Experts predict cyberattacks against small businesses are expected to grow this year. That makes it an issue entrepreneurs need to be aware of and should take action to help combat.
This report reveals that 43% of such attacks focus on small businesses. Simultaneously, research shows that the concern is a big deal for several reasons. They include that breaches can become a very expensive problem for small and medium-sized businesses to fix without the resources of larger companies. It can also create a loss of productivity, hurt customer relationships, and even lead to business closure.
According to this, a surge in cybercrime is expected to boost spending on cybersecurity products and services to a whopping $1.75 trillion between 2021 and 2025.
And now, new details show that many companies do not take sufficient preventive measures to shield their establishments from former employees hacking their accounts.
Last month, a survey of 1,000 U.S. employees by PasswordManager.com found that 47% admitted using employers’ passwords after departing. Over 1 in 4 are using passwords to access paid subscriptions; only 1 in 7 declare they have been caught using former company passwords.
Some 10% say they used past employers’ passwords to disrupt company activities. And 56% reported they could access the accounts because passwords had not changed since their departure. Another 44% stated an existing employee provided them with the passwords.
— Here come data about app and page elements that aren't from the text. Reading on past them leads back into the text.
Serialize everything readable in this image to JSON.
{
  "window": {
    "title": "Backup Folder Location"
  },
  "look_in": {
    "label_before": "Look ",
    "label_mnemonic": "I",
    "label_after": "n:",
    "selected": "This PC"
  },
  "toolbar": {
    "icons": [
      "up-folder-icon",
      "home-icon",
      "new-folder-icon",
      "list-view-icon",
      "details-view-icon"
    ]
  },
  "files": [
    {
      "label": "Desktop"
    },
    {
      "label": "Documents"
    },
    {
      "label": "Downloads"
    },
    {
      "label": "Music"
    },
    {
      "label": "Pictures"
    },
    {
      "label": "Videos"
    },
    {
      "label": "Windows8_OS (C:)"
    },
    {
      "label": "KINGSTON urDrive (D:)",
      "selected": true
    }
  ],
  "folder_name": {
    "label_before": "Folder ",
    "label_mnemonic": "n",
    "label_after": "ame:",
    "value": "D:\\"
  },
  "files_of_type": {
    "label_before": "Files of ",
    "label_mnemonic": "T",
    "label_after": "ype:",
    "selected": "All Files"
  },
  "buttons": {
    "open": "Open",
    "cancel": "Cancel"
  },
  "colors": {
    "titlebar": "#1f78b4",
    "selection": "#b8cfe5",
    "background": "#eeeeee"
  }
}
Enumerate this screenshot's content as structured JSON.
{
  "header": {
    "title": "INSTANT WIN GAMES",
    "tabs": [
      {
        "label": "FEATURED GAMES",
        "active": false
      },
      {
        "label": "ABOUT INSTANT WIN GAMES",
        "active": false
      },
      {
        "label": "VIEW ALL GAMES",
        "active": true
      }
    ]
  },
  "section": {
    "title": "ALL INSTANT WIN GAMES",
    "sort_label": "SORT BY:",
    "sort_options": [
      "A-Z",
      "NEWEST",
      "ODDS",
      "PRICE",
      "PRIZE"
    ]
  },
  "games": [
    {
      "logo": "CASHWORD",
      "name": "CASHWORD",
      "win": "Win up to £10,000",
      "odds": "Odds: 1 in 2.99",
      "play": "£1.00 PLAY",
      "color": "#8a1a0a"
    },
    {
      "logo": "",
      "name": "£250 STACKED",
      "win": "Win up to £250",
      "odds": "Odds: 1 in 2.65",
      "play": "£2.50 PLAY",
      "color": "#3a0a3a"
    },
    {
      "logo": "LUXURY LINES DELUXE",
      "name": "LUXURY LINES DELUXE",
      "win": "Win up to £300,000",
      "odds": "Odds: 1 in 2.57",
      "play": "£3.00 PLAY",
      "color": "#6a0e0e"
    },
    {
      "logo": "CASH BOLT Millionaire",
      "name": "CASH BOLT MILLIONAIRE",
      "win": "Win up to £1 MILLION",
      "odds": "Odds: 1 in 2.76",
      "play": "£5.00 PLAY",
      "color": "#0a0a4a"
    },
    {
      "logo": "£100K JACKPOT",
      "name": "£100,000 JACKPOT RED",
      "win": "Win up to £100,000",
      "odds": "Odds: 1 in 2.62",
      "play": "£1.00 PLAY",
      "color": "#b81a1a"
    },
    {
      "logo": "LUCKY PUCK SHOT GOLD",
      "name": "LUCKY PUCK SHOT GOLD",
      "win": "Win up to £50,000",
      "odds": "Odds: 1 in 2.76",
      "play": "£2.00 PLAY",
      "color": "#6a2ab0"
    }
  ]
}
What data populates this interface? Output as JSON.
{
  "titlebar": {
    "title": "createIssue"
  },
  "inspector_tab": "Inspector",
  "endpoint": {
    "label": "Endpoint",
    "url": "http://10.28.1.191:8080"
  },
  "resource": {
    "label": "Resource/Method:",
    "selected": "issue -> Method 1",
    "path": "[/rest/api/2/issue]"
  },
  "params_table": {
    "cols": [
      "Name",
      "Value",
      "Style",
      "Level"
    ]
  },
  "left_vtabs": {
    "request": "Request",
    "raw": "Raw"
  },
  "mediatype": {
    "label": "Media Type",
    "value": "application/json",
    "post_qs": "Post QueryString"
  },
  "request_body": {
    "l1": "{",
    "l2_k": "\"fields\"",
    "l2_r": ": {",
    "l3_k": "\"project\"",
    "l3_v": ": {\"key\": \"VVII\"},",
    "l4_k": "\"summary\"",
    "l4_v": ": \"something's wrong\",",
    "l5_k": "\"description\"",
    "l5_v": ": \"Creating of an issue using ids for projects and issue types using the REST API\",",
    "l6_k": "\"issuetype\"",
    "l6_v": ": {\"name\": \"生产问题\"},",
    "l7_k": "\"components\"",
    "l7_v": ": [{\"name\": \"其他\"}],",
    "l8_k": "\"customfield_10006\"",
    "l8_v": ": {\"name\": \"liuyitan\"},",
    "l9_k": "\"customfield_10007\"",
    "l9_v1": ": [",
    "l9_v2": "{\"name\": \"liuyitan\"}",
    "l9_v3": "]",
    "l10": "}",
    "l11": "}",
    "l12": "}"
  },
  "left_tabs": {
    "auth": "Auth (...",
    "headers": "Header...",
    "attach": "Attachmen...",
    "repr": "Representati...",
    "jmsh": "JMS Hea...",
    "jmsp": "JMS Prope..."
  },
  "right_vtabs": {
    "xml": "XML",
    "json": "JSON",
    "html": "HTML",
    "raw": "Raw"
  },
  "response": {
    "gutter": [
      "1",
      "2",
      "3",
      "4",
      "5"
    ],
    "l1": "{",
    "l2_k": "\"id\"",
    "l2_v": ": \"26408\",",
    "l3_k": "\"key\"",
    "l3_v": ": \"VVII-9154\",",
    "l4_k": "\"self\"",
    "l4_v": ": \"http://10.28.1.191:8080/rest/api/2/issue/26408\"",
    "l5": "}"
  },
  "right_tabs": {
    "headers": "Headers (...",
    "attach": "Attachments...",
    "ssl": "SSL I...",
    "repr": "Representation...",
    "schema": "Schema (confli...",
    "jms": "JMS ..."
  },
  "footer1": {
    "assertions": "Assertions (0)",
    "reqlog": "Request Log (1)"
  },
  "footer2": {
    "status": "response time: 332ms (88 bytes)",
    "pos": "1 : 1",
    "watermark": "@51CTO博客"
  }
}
Daniel Farber Huang, CEO of the EchoStream Group, a strategic consulting firm specializing in privacy issues, shared with Black Enterprise how small businesses, including Black businesses, can be especially vulnerable to misuse of passwords by ex-employees. The unauthorized activity can occur in many ways, including via email and subscriptions.
As such, he says business owners need to think about managing potential risks. For instance, if a former employee is using a former company’s paid service, they are, at a minimum, subject to incremental costs that the company incurs. If there are per-user license fees a former employee takes advantage of, then the company is impacted directly, even in insignificant amounts.
“Alternatively, if an ex-employee is maliciously trying to hurt the company, that’s a whole other scenario that can have frustrating, expensive, or even devastating impacts to business owners.”
He noted that employees at smaller companies commonly have a wide range of responsibilities, meaning a person may have access to multiple systems or information sources. He suggests that business owners at least should communicate clearly and in writing to their employees what proper standard of conduct the firm expects of everyone about cybersecurity, including the owner.
Huang added that companies must clarify what is considered proprietary information, how it should and should not be used, and what the employee’s responsibility is to handle it appropriately. “It’s best to present that to employees when they join the company to set expectations and explain it to existing staff. This behavior should be formalized in standard operating procedures.”
He explained one of the most important things managers can do to help avoid risks from ex-employees is not to create disgruntled employees in the first place if possible.
“Technology is one way to solve this problem, but many times I would say mutual respect and communication go even further in preventing difficult situations like these.”